The curvature also aids in redirecting projectiles away from the helmet's surface. When a projectile strikes a curved surface, it is more likely to be deflected, further enhancing the helmet's protective capabilities. Manufacturers carefully consider the optimal curvature to balance protection with comfort, ensuring wearers can move and perform their duties effectively.
Helmet Rim and Shell Extensions: Enhanced Peripheral Protection
The design of the rim or edge of a ballistic helmet is another critical element influencing its protective capabilities. Helmets often feature a lip or edge that extends beyond the main shell. This extension serves to provide additional protection to the wearer's head and neck, especially in scenarios where projectiles may approach from oblique angles.
Furthermore, some advanced helmet designs incorporate shell extensions or additional layers of material along the sides and back of the helmet. These extensions enhance peripheral protection, safeguarding areas that might be vulnerable to threats originating from non-frontal directions. The incorporation of these features is a testament to the holistic approach taken by manufacturers to create helmets that offer comprehensive protection.
Aerodynamics and Acoustics: Beyond Ballistic Threats

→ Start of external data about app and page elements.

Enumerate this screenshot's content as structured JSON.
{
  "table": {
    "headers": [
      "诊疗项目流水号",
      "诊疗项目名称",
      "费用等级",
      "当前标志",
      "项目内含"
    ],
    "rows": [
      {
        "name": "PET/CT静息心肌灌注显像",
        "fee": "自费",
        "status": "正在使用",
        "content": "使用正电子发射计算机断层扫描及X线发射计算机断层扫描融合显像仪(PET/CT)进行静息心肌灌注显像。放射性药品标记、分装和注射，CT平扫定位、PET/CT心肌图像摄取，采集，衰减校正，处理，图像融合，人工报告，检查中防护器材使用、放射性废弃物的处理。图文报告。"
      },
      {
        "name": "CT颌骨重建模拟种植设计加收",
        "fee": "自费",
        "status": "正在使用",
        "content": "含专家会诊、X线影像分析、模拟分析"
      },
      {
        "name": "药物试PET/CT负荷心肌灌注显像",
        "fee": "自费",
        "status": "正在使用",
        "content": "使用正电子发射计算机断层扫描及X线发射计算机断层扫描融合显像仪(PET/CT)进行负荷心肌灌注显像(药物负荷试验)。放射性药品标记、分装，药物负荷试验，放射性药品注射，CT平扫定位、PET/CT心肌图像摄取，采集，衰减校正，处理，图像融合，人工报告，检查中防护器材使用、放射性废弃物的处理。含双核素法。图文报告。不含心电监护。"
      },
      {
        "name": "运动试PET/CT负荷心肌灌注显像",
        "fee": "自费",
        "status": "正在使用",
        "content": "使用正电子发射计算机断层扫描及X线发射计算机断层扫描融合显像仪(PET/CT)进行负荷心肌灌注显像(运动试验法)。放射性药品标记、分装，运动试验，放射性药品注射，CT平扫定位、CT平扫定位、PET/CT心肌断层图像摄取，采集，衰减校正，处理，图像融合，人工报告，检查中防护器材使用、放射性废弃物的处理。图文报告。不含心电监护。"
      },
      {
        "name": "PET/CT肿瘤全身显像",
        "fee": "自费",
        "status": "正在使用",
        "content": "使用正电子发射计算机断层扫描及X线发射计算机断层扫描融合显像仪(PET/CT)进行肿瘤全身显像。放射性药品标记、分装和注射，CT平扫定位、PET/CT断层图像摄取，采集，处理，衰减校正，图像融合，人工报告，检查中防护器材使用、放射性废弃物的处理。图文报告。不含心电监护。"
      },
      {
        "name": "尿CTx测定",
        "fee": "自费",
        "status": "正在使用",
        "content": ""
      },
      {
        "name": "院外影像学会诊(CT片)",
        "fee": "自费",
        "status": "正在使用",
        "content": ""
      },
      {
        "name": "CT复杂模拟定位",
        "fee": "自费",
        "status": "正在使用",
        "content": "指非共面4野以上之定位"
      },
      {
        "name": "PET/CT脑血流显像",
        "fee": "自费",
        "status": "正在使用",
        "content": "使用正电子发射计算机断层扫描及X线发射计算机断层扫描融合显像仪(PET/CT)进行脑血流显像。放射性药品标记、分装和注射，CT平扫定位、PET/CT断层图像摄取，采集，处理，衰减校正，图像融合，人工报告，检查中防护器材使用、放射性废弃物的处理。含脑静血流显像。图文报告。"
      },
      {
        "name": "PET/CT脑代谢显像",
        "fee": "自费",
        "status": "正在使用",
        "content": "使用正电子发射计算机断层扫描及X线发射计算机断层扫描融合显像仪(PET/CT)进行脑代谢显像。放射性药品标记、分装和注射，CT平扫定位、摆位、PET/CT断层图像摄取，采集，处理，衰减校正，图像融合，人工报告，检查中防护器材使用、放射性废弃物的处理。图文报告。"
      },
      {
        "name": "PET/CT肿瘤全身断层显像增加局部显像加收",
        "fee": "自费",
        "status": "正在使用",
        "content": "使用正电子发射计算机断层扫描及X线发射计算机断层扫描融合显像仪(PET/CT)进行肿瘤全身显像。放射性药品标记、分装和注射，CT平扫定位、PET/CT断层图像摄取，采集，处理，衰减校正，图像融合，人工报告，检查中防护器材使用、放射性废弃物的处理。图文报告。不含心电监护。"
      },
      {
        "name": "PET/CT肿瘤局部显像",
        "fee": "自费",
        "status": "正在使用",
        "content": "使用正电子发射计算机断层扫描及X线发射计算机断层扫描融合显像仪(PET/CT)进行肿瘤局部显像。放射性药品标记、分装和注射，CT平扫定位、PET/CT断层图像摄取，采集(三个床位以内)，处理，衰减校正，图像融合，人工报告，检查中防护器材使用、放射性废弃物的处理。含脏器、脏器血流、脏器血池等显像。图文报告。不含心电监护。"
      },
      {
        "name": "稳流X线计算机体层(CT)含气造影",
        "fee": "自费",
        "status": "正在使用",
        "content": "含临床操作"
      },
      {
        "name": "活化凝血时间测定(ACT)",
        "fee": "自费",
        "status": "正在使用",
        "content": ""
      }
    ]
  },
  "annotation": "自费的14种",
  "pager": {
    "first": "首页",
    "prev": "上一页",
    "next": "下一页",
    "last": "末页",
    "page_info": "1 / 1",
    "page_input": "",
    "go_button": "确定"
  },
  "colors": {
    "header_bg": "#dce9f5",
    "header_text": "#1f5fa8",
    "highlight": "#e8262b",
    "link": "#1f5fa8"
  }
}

While the primary focus of ballistic helmet shape is on ballistic protection, manufacturers also consider secondary factors such as aerodynamics and acoustics. Helmets with streamlined shapes not only reduce drag but also contribute to overall wearer comfort, particularly during extended wear or in dynamic operational environments. Additionally, shaping considerations influence how sound interacts with the helmet, ensuring that wearers can maintain situational awareness.
Helmet Weight Distribution: Balancing Protection and Wearability
The overall shape of a ballistic helmet also plays a role in weight distribution. Designers strive to achieve a balance between optimal protection and wearability. A well-designed helmet should not only provide robust ballistic resistance but also be comfortable enough for wearers to perform their duties effectively over extended periods.
In the intricate tapestry of ballistic helmet design, the influence of shape cannot be overstated. The curvature, rim design, extensions, and overall geometry all contribute to the helmet's ability to provide effective ballistic protection. Manufacturers must strike a delicate balance, optimizing shape to distribute impact forces, enhance peripheral protection, and consider factors like aerodynamics and acoustics.
As technology and materials continue to advance, the evolution of ballistic helmet shape will persist. The goal remains constant – to create helmets that serve as reliable shields against ballistic threats while prioritizing the comfort and functionality required by military and law enforcement personnel on the front lines. The shaping force, indeed, plays a pivotal role in determining the efficacy of ballistic protection and the overall success of these crucial pieces of personal protective equipment.